I have no interest in making any partisan avowals here, only to note (as I did earlier) the interesting re-emergence of secession and nullification in the political lexicon.
Our entry on states’ rights should be up soon. Meanwhile, our entry on Gettysburg is up, and it includes the above photo of three Confederate prisoners. The caption quotes Shelby Foote from Ken Burns’s PBS documentary talking about how for him these three call to mind the archetypal Johnny Reb:
You see something in his attitude toward the camera that’s revealing of his nature . . . as if he is having his picture made but he’s determined to be the individual that he is.
Which, let’s face it, is an awfully romantic take on things and, it turns out, one that may not square with the reality of the photo. Scholar Thomas A. Desjardin, in These Honored Dead (2004), has pointed out that Mathew Brady probably took the picture around July 15, two weeks after the battle. If that’s true, then these soldiers—none of whom seems to be wounded—were likely deserters captured not during the battle but well after.
So much for being ideal Confederates.
Not that that stops the photo from being iconic. Recall the scene in Confederates in the Attic (1999) where the re-enactors actually recreate the photo:
Returning outside, I found Rob and his friends hoisting their gear. They had a date with a photographer who wanted to duplicate the most famous picture of the entire War: three lean Confederate prisoners standing proudly beside a snake-rail fence at Gettysburg.
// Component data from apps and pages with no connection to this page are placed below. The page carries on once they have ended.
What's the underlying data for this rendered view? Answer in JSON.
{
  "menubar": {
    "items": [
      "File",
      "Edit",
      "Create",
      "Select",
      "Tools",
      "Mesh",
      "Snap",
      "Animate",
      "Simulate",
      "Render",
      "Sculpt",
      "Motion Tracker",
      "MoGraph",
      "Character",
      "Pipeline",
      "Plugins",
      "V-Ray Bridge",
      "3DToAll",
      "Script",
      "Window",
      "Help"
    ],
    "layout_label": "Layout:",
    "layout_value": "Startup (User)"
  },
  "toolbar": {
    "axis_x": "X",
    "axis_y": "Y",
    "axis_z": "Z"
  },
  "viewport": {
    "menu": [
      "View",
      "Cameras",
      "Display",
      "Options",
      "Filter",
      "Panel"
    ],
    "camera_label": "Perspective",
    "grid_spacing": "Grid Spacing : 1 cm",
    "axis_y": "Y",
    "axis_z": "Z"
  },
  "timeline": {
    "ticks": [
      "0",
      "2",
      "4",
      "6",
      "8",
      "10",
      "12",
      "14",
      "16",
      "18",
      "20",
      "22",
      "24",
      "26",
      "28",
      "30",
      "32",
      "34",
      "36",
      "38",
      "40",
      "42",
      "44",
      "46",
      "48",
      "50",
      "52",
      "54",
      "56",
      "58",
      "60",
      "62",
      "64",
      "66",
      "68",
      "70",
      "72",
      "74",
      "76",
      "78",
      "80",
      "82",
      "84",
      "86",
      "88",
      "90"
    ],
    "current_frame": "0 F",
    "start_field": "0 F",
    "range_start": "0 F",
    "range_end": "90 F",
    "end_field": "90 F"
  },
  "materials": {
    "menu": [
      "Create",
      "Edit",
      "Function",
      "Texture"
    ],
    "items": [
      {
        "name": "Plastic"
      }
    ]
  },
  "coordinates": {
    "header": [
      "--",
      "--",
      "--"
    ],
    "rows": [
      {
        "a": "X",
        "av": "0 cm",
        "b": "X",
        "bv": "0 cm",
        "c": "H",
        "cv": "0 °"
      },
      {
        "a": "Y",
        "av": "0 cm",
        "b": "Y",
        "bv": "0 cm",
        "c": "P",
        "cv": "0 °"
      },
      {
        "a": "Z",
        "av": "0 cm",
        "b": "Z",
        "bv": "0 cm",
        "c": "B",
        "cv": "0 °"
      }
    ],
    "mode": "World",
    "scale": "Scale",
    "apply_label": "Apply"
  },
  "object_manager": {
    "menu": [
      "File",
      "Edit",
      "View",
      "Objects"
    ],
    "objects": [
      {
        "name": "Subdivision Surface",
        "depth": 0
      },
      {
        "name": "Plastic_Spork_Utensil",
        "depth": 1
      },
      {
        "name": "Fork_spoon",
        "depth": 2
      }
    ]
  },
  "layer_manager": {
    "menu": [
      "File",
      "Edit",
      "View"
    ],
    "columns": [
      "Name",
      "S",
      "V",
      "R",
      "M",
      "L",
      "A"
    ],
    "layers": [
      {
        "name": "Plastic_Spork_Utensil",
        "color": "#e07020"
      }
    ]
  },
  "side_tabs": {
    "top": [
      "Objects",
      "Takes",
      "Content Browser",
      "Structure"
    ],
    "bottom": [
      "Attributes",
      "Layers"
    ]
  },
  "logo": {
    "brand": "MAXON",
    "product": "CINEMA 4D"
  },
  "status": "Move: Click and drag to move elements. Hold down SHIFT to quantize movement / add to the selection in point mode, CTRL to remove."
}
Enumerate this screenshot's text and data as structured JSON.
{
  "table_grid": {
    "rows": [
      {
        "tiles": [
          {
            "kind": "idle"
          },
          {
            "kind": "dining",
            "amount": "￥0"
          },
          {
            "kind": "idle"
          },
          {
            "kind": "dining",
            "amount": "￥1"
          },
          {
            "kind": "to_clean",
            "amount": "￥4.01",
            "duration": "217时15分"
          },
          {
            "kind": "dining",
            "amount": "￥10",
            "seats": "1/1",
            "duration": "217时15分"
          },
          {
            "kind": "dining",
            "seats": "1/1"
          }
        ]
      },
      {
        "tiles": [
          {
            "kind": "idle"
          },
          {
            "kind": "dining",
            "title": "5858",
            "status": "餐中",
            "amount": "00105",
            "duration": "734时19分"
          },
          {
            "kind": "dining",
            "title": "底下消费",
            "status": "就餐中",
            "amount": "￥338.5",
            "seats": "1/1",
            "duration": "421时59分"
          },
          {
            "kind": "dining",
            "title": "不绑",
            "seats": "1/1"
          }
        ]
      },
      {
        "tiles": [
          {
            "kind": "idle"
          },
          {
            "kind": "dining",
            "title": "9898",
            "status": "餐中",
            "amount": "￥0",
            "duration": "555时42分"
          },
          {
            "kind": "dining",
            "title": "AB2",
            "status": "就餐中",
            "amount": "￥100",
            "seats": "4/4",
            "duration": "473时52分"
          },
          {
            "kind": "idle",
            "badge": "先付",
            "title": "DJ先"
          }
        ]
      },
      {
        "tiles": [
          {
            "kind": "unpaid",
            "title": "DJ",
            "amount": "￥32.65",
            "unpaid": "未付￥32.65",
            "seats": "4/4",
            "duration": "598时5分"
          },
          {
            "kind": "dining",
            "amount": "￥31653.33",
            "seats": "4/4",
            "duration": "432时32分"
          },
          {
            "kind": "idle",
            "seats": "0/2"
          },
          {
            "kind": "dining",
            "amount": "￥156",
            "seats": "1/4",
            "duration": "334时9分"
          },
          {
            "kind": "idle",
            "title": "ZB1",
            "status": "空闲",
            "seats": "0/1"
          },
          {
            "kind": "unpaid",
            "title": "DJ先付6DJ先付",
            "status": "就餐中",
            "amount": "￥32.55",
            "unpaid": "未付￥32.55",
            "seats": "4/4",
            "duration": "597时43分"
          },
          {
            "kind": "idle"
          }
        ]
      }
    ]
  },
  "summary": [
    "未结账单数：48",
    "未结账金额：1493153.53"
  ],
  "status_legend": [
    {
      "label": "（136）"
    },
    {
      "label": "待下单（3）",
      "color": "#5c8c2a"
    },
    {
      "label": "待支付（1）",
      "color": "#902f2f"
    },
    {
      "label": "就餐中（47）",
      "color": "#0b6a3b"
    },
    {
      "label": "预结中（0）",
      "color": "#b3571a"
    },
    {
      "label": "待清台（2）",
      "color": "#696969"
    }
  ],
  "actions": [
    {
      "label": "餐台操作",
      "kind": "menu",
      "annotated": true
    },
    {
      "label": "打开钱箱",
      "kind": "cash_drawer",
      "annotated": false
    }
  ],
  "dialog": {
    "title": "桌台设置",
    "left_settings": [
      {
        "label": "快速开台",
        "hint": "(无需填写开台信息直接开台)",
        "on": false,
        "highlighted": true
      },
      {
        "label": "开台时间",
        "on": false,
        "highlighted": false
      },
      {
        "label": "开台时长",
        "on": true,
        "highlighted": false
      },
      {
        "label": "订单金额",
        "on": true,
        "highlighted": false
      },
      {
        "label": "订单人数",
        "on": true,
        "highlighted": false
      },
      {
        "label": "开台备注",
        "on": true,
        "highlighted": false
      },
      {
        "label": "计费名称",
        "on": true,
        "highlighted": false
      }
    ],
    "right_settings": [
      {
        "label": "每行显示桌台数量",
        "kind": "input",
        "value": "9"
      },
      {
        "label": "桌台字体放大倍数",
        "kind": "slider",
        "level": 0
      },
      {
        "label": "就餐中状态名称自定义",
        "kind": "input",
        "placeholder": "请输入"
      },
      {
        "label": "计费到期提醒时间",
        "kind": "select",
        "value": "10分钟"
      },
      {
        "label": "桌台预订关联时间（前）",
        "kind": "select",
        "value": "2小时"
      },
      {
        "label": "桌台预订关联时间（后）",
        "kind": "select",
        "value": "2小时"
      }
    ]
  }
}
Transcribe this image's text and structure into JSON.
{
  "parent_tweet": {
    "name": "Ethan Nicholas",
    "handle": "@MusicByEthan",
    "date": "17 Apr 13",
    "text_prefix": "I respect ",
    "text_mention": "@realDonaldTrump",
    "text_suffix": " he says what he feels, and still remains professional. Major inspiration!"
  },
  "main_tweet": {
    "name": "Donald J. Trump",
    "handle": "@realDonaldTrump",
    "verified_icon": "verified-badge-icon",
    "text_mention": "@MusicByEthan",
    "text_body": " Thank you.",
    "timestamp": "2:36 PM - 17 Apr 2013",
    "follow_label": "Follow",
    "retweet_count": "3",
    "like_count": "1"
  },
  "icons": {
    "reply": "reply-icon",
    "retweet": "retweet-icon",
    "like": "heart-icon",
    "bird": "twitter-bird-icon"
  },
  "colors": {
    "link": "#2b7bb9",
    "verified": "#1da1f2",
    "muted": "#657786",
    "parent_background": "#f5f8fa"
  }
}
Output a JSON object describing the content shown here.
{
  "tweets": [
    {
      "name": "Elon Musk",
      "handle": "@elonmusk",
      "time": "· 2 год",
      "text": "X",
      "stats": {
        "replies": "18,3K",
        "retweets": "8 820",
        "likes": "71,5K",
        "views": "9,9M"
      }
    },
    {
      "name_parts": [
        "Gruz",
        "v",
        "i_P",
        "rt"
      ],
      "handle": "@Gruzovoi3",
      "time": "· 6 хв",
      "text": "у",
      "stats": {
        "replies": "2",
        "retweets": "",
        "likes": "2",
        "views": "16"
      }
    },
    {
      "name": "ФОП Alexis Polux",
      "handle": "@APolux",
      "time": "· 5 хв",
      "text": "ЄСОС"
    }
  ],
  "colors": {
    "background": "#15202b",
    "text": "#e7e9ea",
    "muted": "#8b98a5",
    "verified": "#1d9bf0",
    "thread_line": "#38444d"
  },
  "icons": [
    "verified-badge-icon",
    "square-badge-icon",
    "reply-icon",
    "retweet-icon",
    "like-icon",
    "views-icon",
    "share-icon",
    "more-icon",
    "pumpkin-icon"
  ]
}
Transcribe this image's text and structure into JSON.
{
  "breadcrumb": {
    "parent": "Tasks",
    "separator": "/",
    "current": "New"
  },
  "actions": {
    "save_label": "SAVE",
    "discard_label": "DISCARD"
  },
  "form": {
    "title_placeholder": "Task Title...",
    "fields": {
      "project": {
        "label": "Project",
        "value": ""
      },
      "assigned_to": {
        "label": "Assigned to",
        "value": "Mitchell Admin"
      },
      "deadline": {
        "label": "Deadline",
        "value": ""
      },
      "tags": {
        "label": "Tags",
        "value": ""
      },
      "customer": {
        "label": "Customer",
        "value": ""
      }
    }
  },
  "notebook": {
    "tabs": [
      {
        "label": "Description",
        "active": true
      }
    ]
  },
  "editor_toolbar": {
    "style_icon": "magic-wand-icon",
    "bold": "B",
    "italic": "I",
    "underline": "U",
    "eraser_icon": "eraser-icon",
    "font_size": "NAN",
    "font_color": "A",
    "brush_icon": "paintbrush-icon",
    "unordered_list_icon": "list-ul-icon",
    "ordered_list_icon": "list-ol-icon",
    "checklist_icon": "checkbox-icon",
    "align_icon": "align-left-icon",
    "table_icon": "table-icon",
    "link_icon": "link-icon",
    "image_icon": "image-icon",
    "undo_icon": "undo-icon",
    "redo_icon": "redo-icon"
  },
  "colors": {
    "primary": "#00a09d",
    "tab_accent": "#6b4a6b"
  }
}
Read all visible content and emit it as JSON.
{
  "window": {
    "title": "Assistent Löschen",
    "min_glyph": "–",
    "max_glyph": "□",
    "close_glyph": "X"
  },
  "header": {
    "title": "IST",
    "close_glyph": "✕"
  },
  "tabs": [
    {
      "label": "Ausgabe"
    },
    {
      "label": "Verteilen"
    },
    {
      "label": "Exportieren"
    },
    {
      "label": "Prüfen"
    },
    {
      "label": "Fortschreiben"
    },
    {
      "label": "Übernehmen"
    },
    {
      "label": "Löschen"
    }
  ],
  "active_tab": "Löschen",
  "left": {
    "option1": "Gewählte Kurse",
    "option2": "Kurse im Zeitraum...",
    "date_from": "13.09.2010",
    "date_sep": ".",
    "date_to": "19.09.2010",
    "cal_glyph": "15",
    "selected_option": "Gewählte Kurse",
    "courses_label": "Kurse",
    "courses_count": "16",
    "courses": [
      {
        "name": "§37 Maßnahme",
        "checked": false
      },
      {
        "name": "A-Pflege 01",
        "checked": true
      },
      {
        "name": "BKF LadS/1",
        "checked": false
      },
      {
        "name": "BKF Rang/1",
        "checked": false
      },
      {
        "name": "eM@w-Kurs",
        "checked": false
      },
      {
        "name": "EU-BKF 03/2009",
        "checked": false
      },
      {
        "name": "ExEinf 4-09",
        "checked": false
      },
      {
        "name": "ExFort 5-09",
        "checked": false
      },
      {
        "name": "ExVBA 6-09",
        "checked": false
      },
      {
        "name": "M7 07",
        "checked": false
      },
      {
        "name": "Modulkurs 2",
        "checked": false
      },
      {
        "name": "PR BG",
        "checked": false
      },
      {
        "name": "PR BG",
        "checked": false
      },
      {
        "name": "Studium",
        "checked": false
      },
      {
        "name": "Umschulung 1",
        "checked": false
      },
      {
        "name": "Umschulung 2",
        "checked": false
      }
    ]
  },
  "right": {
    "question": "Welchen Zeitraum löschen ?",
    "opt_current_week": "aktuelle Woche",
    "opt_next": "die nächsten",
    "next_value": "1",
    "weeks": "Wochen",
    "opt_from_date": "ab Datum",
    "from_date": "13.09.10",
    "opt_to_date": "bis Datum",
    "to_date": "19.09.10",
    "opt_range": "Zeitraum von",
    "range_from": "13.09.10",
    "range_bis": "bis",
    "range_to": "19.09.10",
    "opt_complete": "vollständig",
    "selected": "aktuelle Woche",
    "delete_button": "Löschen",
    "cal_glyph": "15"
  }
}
The photographer was also putting together a Civil War calendar and planned to use a portrait of Rob as the accompaniment for one of the months. “Poster boy for the Confederacy,” Rob said with a grin. “Next thing you know I’ll be doing centerfolds.”
I love that! We continue to refight the war—or at least some idealized version of it that resides only in our heads. Speaking of which, that’s what’s going on at Matthew Yglesias’s blog. Read the hundreds of comments on this post (if you can stomach such a thing) and witness folks fiercely battling over secession, nullification, slavery, and treason with almost no sense of historical perspective at all.
And I thought people became strangely attached to Poe!
IMAGE: Three Confederate prisoners on Seminary Ridge, Gettysburg, ca. July 15, 1863, by Mathew Brady